This past week, I finished two books: The Wild Trees: A Story of Passion and Daring by Richard Preston and Deja Dead by Kathy Reichs. The former is about professional botanists and amateur naturalists who explored the California redwoods; the latter, the first of the Bones series, about Dr. Temperance Brennan, a forensic anthropologist, which yes, was the basis for the TV show Bones.
A patron at the library recommended the Preston book to me and I felt obliged to read it. I won’t say the subheading of “A Story of Passion and Daring” quite lived up to the billing. However, as I mentioned in a previous entry, “It wasn’t great literature, but it was fascinating learning about a world which I had no idea about. For example, aquatic creatures called copepods live in the redwood canopy as do a species of salamander called the wandering salamander. More fascinating to me, according to Preston, ‘The salamanders apparently breed in the canopy, perhaps living their entire life cycle in the air.'”
This winter I’ve become addicted to the TV show Bones. I don’t know why, because admittedly the show isn’t a great one (it’s a nice diversion), but I have. So I thought after watching the show, I’d read the series on which the show is based. I had been warned by a few book bloggers that the book was nothing like the show, so not to expect the show. That was all right with me, because I’d prefer the show without all the jumping in and out of bed that the characters seem to do, at least in the first two seasons. The book gives that and more — a Temperance Brennan who is older than the one on TV and who is divorced and has a daughter unlike the single, childless Brennan on TV.
Also unlike the show, this first book was set in Canada, giving it a little more of an international flavor than the TV show which is set around Washington, D.C. I won’t go into a full analysis of how the books and the show differ, but I will say that I like both versions of Bones, though maybe the book version a little bit more because it seems a bit darker than its TV counterpart.
Although I liked the book version, I’ve decided not to jump right into the next one in the series but give myself a break with a few other books: two from the library and one from my TBR shelf, as I set as one of my goals earlier in the year. The two from the library are:
- The Likeness by Tana French, the second in the Dublin Murder Series. I was given a copy of In The Woods as part of a book blogger holiday swap, but hadn’t gotten to the second one yet because I recommended the series (on the basis of the first one) to the patron who recommended the Preston book to me. Since he still has the second one checked out, I got it on loan as an e-book from the library.

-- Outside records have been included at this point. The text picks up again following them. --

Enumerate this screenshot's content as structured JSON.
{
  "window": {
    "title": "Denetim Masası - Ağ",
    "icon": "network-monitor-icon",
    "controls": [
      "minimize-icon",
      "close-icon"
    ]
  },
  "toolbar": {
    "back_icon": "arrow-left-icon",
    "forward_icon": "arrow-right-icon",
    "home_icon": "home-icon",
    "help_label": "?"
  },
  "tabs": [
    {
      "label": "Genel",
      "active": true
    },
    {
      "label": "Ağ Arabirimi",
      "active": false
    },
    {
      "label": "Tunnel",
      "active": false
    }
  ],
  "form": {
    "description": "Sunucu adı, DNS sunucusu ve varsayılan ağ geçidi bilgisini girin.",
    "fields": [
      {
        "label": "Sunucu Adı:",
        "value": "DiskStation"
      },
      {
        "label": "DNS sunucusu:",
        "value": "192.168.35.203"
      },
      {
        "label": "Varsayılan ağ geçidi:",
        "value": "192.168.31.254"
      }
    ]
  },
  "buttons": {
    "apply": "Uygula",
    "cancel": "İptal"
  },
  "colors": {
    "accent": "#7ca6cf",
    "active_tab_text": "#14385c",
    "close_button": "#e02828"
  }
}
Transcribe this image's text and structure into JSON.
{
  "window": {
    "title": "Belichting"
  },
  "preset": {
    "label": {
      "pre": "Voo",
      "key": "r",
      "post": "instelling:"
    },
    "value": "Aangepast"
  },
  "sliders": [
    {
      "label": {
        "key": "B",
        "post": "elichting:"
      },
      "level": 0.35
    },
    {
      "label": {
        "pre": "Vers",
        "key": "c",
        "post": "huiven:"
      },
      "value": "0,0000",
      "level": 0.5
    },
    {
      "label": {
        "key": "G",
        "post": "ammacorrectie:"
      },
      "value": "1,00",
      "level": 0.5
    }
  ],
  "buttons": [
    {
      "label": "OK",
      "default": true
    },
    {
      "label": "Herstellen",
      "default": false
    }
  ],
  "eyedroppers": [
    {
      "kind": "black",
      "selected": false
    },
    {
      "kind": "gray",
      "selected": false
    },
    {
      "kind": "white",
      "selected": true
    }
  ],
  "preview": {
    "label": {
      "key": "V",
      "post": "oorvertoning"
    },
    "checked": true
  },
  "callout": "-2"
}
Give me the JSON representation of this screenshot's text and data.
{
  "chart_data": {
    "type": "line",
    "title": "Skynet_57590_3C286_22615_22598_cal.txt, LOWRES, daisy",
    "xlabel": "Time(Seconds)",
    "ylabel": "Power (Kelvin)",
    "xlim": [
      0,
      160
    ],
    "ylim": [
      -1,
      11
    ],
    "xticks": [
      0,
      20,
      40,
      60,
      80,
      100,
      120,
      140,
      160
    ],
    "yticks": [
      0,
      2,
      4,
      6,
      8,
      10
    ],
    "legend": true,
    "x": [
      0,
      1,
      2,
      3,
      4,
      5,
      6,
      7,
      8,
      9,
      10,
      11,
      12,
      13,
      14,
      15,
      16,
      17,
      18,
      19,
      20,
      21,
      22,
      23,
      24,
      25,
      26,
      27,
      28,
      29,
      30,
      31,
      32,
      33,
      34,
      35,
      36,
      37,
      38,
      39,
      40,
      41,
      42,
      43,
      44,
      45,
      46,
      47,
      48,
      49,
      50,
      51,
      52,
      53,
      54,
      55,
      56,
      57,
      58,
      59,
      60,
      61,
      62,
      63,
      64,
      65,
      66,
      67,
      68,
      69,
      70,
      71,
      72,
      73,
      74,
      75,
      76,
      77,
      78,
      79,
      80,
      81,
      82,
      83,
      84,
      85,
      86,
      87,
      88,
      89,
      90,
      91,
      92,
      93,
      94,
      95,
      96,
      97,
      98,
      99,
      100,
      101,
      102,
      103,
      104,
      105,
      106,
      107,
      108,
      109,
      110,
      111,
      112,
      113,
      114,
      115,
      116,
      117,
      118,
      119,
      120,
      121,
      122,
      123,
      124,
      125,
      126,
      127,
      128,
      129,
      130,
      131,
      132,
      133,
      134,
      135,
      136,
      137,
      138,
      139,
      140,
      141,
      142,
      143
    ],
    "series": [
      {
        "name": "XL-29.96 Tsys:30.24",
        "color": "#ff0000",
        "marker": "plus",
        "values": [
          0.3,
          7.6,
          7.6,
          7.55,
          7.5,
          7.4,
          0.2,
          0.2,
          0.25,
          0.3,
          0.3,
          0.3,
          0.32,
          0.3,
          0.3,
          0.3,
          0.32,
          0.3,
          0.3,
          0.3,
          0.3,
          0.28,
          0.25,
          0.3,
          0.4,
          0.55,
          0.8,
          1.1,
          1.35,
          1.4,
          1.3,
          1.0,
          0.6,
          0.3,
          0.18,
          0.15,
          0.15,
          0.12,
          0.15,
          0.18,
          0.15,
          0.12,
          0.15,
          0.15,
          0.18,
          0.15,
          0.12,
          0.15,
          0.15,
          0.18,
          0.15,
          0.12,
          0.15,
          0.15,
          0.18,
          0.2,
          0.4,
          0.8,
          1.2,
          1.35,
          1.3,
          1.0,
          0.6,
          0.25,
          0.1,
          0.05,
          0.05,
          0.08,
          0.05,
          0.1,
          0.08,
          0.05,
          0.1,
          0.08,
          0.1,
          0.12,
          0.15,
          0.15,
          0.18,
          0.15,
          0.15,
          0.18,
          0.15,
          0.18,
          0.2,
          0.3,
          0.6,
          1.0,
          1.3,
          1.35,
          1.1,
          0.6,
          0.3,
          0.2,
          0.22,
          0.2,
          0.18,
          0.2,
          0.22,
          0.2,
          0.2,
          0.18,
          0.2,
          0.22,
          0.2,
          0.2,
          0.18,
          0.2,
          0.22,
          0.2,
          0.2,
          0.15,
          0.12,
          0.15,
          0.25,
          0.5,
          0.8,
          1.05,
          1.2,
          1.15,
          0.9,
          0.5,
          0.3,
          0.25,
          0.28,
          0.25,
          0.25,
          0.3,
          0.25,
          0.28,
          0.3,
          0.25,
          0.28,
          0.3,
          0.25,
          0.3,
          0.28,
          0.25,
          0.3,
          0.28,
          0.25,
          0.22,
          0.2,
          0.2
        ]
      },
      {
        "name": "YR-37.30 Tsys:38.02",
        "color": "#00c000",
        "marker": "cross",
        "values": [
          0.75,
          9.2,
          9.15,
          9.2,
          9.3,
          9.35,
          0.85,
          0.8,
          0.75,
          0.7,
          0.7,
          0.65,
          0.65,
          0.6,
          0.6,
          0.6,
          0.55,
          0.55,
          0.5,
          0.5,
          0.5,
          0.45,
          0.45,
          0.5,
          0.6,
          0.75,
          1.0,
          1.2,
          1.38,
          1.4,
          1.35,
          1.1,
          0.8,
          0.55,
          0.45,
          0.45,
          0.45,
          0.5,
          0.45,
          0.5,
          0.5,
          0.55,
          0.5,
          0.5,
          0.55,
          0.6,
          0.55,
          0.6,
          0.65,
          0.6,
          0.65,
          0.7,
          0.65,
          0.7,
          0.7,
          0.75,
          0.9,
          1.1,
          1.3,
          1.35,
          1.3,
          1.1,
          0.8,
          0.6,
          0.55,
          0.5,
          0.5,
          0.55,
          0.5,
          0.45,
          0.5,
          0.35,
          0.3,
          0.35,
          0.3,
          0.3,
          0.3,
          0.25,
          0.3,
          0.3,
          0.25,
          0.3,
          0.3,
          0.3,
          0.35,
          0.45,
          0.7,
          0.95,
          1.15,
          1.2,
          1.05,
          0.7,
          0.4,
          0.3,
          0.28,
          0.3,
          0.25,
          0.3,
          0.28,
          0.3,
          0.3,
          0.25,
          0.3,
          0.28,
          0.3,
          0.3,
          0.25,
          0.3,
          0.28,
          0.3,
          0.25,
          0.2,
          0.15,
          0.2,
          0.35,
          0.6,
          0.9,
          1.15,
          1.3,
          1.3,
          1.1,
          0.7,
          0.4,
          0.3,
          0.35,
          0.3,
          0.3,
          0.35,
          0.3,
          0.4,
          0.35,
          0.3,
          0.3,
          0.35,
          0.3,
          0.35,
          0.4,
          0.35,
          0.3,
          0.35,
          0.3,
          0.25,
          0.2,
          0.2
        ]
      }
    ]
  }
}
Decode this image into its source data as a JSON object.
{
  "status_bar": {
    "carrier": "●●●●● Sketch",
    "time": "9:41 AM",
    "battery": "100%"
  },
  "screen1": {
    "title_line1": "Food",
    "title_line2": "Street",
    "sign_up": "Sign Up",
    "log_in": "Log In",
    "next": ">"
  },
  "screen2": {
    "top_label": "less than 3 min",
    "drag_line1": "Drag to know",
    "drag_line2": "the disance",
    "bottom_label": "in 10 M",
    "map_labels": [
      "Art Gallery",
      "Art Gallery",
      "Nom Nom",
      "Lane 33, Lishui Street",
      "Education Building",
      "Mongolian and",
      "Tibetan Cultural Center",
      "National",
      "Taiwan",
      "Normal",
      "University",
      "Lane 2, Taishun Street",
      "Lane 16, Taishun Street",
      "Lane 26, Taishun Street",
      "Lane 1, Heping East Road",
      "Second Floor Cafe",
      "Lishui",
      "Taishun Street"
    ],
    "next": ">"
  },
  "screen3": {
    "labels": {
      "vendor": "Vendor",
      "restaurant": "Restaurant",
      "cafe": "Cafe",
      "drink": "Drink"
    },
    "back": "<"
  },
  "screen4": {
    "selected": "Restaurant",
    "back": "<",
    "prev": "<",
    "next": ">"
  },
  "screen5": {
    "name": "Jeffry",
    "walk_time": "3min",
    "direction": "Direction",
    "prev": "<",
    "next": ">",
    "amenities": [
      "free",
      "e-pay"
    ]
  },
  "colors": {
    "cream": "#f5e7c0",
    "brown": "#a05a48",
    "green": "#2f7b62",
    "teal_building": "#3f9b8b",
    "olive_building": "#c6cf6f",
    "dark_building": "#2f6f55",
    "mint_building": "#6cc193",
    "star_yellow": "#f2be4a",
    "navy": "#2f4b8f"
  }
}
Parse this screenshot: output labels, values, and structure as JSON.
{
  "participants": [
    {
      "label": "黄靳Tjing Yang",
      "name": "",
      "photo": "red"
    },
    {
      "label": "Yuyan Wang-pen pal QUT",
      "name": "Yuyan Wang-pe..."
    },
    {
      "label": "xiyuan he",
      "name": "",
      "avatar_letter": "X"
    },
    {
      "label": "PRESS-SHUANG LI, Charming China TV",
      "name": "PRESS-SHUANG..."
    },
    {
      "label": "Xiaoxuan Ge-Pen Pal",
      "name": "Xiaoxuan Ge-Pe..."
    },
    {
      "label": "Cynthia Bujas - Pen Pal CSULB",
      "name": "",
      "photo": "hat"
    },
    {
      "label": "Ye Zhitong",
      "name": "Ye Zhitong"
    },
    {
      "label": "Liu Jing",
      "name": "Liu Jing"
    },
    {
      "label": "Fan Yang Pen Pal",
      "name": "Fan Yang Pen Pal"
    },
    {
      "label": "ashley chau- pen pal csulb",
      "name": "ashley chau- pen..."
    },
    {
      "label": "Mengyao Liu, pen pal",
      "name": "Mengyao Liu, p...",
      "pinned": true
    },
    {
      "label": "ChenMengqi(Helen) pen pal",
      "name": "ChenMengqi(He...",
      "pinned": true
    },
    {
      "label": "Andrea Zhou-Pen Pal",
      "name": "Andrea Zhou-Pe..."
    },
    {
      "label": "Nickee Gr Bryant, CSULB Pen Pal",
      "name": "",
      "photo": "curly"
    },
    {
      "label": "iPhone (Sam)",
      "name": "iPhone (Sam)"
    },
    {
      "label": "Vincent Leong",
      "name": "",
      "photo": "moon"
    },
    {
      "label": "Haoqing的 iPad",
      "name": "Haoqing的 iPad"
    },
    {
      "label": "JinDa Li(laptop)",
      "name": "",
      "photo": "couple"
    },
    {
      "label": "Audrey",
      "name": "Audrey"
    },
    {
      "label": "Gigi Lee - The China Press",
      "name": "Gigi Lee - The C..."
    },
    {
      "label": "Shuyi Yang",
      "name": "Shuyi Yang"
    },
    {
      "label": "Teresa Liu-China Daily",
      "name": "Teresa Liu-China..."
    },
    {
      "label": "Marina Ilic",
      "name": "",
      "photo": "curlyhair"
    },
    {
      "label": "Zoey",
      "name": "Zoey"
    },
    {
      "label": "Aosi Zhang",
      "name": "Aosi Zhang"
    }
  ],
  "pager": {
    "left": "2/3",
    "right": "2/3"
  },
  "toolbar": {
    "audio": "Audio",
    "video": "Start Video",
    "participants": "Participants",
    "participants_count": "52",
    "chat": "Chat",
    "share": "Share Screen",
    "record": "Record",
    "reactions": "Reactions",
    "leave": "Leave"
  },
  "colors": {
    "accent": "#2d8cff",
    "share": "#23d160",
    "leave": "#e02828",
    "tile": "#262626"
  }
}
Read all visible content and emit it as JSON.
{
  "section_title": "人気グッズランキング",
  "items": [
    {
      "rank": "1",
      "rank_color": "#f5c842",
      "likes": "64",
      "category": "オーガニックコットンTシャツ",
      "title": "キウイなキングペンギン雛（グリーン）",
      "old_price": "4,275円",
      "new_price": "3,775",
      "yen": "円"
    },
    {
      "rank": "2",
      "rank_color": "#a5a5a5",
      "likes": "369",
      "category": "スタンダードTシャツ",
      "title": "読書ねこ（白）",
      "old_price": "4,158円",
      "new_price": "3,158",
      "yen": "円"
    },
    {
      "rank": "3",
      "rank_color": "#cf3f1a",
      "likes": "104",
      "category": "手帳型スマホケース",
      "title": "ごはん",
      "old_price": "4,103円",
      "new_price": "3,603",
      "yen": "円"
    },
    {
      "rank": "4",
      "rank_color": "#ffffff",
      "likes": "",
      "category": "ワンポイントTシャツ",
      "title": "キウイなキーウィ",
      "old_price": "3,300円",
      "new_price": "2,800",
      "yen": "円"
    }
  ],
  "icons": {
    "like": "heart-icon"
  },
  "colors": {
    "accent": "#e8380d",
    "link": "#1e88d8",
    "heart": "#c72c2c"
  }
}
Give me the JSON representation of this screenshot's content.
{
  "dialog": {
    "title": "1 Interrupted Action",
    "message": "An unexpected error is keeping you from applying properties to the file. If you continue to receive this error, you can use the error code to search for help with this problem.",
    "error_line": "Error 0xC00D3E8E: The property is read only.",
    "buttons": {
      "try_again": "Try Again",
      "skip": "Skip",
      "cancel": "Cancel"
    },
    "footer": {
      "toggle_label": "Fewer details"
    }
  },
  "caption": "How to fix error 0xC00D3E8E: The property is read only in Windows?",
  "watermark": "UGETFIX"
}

- At Home: A Short History of Private Life by Bill Bryson, which I also got on loan as an e-book from the library. I’ve read Bryson’s work in the past and enjoyed it so I thought I’d give it a go.
The book that I chose off my TBR shelf is I Know What You Did Last Summer by Lois Duncan, which I bought a year or two ago at From My Shelf Books at the recommendation of one of its owners Kasey Cox. I know the book was made into a movie with Jennifer Love Hewitt and Sarah Michelle Gellar, but other than that, I don’t know a whole lot about it, other than that it’s short so is one of the reasons I picked it off the shelf earlier today.
I’ve already started the French book and not surprisingly am enjoying it, like I did the first one. Her writing is just brilliant. I have yet to start the Bryson and Duncan book, but I’ll keep you apprised of my progress and probably give you an update on Sunday in my Sunday Salon post. I probably should get more reading done early next week as my wife will be out of town Sunday through Wednesday for training for her job as a 9-1-1 dispatcher. At least, that’s the plan — if I don’t sucked into a Netflix marathon of one kind or another.
So what have you read recently? What are you reading this week?